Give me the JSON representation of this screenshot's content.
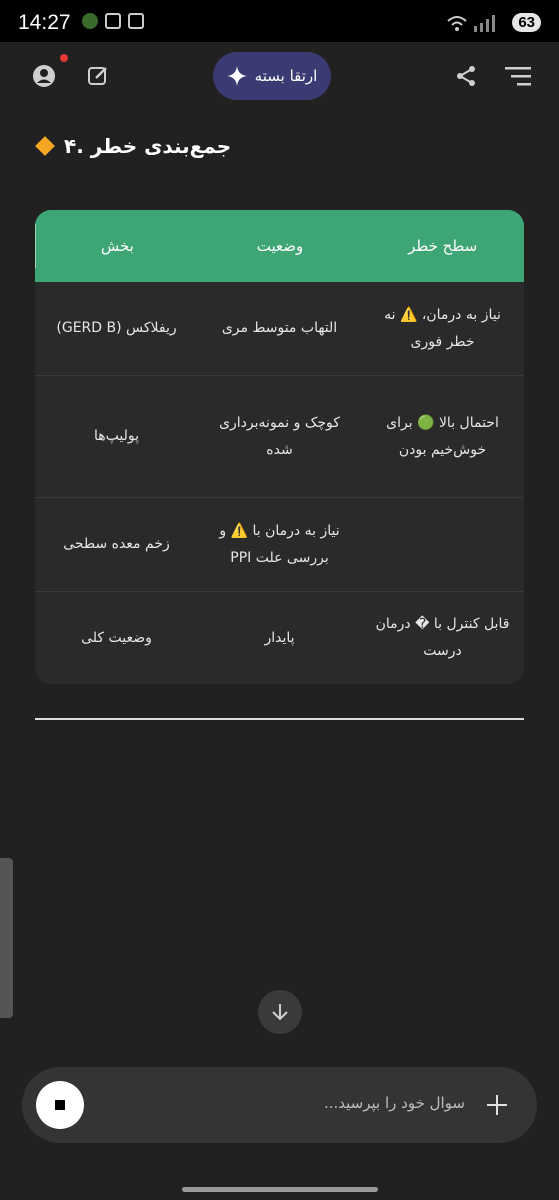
{
  "status_bar": {
    "time": "14:27",
    "battery": "63"
  },
  "top_bar": {
    "upgrade_label": "ارتقا بسته"
  },
  "section": {
    "title": "جمع‌بندی خطر .۴"
  },
  "table": {
    "headers": [
      "سطح خطر",
      "وضعیت",
      "بخش"
    ],
    "rows": [
      {
        "risk": "نیاز به درمان، ⚠️ نه خطر فوری",
        "status": "التهاب متوسط مری",
        "part": "ریفلاکس (GERD B)"
      },
      {
        "risk": "احتمال بالا 🟢 برای خوش‌خیم بودن",
        "status": "کوچک و نمونه‌برداری شده",
        "part": "پولیپ‌ها"
      },
      {
        "risk": "",
        "status": "نیاز به درمان با ⚠️ و بررسی علت PPI",
        "part": "زخم معده سطحی"
      },
      {
        "risk": "قابل کنترل با � درمان درست",
        "status": "پایدار",
        "part": "وضعیت کلی"
      }
    ]
  },
  "composer": {
    "placeholder": "سوال خود را بپرسید..."
  },
  "colors": {
    "header_green": "#3ea575",
    "upgrade_bg": "#3b3b73",
    "background": "#212121"
  }
}
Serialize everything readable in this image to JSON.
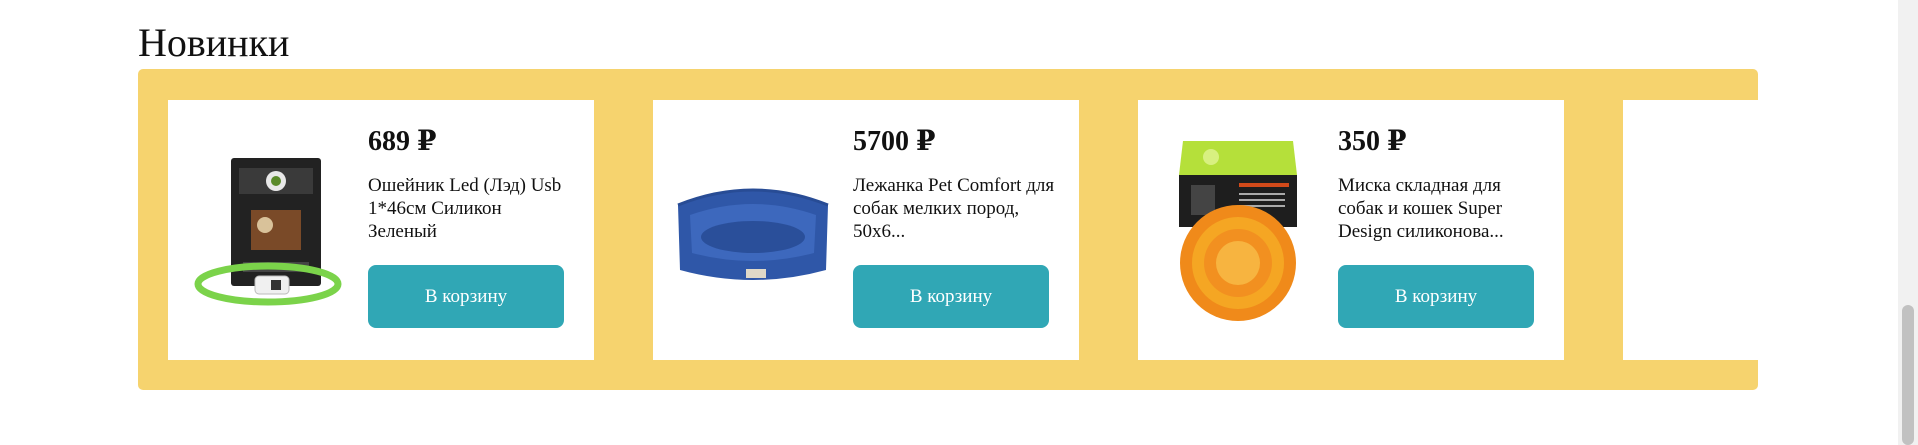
{
  "section": {
    "title": "Новинки"
  },
  "products": [
    {
      "price": "689 ₽",
      "name": "Ошейник Led (Лэд) Usb 1*46см Силикон Зеленый",
      "button_label": "В корзину",
      "image_icon": "led-collar-image"
    },
    {
      "price": "5700 ₽",
      "name": "Лежанка Pet Comfort для собак мелких пород, 50х6...",
      "button_label": "В корзину",
      "image_icon": "dog-bed-image"
    },
    {
      "price": "350 ₽",
      "name": "Миска складная для собак и кошек Super Design силиконова...",
      "button_label": "В корзину",
      "image_icon": "folding-bowl-image"
    }
  ],
  "colors": {
    "carousel_background": "#f6d36e",
    "button_background": "#30a7b5",
    "button_text": "#ffffff",
    "card_background": "#ffffff"
  }
}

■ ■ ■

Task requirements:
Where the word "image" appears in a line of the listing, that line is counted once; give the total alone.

Reply:
4